TRY IT:
Which lines of the data include the string "magnifier"? List them all.

Records drawn from a dataset:

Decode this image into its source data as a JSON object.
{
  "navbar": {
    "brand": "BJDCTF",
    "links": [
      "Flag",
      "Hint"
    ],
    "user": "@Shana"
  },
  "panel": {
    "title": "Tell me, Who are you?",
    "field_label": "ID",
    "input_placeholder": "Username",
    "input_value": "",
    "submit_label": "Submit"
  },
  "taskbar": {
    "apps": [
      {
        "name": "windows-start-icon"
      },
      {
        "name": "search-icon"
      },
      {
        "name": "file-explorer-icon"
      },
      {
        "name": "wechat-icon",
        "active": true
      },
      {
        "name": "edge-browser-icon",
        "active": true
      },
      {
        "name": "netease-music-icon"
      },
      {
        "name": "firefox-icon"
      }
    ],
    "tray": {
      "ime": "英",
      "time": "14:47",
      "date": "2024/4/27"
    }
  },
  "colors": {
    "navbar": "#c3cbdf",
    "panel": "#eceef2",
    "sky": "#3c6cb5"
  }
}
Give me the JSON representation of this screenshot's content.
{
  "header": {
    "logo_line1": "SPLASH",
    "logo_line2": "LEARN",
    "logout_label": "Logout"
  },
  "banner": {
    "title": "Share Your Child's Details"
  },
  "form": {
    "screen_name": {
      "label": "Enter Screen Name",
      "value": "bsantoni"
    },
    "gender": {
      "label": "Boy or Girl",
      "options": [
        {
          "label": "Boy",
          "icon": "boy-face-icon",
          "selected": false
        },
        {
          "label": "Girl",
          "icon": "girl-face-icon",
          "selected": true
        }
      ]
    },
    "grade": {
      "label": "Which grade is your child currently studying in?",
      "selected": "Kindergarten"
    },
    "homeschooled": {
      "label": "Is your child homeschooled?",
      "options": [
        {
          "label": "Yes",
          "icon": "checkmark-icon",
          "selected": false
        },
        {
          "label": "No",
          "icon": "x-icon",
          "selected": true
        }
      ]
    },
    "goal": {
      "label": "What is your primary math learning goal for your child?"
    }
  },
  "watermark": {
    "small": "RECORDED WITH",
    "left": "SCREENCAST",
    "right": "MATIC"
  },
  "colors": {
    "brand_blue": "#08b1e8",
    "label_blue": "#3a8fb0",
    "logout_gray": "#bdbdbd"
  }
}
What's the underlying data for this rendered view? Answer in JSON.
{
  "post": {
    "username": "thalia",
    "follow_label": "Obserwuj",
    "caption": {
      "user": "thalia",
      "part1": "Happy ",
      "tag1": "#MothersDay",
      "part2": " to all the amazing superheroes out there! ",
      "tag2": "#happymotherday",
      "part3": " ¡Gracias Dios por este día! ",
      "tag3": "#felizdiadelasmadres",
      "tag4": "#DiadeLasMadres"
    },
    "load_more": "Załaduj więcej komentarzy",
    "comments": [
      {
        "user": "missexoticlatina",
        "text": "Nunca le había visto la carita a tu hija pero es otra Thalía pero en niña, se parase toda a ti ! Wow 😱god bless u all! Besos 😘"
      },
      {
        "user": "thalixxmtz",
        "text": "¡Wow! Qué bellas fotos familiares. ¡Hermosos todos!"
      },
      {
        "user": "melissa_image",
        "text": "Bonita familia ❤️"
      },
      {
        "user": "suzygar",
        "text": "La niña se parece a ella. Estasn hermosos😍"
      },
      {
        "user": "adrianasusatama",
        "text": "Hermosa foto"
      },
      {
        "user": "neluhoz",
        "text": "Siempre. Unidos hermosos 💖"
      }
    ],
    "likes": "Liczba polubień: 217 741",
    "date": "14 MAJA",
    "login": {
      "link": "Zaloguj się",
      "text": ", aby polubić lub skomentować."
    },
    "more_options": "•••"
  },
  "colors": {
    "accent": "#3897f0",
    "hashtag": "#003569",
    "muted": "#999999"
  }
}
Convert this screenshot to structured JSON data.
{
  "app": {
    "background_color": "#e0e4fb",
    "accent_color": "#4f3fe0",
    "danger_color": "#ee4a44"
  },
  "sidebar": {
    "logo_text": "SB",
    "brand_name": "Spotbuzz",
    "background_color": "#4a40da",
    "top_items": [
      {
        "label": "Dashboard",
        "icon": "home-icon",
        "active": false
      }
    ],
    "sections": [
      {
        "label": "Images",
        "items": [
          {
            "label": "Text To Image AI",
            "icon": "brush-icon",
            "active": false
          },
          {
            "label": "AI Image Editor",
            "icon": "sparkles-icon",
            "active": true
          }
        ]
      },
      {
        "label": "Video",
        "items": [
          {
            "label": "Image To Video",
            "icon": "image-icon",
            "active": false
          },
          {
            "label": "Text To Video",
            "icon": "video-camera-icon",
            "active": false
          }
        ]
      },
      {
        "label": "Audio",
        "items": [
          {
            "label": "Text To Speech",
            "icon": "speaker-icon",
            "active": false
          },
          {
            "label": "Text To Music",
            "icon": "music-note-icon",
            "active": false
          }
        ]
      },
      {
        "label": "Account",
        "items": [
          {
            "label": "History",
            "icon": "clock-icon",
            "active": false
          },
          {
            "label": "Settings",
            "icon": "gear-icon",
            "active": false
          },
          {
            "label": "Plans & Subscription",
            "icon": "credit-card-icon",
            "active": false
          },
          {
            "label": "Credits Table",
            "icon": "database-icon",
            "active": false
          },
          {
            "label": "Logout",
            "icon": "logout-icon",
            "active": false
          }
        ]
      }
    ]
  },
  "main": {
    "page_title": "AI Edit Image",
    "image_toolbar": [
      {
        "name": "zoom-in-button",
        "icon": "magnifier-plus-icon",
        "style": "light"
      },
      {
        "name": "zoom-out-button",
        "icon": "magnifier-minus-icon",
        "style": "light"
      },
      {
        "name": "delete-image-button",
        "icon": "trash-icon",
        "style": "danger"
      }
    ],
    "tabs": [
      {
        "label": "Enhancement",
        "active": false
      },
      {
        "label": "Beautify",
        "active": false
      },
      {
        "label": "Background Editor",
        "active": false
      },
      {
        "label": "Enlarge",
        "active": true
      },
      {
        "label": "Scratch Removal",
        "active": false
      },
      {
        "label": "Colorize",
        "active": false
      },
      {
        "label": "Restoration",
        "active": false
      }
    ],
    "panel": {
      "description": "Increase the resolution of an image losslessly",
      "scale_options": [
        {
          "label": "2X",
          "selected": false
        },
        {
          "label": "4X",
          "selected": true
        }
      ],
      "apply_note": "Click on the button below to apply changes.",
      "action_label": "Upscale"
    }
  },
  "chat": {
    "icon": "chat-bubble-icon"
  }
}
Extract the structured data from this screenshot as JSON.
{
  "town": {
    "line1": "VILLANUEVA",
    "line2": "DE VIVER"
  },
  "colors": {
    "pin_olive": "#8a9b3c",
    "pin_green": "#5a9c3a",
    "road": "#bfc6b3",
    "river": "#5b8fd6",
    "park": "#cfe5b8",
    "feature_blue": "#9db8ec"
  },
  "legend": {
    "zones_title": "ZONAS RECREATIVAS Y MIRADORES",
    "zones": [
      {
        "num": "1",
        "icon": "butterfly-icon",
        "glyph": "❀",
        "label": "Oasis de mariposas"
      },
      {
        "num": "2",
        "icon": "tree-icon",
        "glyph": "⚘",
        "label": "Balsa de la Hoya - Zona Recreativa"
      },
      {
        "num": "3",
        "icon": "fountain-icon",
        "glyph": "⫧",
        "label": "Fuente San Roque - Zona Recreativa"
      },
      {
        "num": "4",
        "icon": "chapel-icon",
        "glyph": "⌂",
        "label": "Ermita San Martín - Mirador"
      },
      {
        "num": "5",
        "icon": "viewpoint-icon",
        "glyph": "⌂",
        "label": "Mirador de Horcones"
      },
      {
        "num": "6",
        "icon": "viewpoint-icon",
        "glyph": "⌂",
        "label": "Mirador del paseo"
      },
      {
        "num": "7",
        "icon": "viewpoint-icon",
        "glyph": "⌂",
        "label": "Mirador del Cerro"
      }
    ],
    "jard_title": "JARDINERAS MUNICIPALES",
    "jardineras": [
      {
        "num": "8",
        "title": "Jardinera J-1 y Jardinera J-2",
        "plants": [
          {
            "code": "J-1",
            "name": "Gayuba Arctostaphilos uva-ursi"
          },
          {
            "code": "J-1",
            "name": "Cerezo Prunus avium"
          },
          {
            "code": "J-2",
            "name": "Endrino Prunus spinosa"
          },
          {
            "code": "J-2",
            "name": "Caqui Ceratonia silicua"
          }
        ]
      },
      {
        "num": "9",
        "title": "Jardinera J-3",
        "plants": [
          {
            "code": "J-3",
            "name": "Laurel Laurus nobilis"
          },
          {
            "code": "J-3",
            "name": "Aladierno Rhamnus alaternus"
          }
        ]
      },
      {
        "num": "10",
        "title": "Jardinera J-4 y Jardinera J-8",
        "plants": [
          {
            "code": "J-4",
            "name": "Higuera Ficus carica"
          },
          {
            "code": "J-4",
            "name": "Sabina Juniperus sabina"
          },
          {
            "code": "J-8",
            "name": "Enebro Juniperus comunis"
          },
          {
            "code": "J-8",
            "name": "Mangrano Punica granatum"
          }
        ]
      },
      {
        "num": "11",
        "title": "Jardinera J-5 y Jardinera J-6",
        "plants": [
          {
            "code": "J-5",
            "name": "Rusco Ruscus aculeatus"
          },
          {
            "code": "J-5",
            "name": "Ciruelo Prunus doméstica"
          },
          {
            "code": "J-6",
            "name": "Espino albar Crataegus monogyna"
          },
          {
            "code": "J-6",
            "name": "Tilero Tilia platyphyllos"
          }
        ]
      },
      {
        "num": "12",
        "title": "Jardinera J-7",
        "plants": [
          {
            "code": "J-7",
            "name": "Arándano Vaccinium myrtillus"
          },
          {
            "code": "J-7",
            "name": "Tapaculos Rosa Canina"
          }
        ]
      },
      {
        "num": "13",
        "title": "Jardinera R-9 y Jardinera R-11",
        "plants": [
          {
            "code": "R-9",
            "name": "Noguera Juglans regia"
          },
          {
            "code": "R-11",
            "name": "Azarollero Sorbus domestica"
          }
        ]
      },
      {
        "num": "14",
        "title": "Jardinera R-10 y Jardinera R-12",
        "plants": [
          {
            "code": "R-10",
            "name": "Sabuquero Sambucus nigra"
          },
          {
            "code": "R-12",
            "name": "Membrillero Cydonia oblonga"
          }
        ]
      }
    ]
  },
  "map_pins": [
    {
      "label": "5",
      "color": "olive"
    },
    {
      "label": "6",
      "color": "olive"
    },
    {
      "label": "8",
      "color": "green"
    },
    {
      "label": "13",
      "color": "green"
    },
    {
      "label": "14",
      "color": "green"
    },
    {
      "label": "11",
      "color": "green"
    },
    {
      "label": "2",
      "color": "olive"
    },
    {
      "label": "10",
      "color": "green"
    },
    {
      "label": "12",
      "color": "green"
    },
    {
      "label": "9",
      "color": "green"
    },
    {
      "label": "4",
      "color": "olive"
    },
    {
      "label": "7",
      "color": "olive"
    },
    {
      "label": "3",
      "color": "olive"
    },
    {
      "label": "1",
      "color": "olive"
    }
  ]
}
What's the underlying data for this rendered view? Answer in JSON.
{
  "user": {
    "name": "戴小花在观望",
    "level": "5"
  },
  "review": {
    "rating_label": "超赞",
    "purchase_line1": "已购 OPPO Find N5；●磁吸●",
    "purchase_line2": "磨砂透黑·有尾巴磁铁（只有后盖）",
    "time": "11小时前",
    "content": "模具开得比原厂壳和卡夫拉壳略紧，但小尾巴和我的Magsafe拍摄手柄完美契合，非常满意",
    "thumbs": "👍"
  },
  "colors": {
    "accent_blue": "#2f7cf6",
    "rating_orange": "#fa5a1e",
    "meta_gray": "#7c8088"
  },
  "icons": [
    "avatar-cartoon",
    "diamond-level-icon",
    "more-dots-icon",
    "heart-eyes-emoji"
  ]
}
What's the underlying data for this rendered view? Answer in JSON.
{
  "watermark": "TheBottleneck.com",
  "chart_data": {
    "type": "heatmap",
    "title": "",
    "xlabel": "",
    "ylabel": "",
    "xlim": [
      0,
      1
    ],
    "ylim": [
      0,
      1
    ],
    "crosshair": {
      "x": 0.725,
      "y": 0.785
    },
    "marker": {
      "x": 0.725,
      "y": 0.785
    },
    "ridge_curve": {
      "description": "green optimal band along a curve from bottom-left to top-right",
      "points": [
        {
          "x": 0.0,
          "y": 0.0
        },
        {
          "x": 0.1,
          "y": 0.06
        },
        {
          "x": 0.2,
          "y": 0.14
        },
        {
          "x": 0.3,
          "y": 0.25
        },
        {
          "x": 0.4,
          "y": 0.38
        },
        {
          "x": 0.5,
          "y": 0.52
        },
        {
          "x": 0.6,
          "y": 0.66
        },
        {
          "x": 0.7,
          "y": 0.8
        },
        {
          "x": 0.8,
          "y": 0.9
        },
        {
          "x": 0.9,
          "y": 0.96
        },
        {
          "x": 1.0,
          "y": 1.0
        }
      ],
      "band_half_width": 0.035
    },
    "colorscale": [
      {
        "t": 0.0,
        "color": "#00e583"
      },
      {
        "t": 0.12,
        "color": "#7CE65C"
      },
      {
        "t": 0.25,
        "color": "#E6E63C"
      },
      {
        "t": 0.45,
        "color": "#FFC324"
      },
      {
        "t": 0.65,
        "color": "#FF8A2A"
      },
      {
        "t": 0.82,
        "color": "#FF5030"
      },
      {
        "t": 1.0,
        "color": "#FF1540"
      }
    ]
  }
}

ANSWER BELOW:
        "icon": "magnifier-plus-icon",
        "icon": "magnifier-minus-icon",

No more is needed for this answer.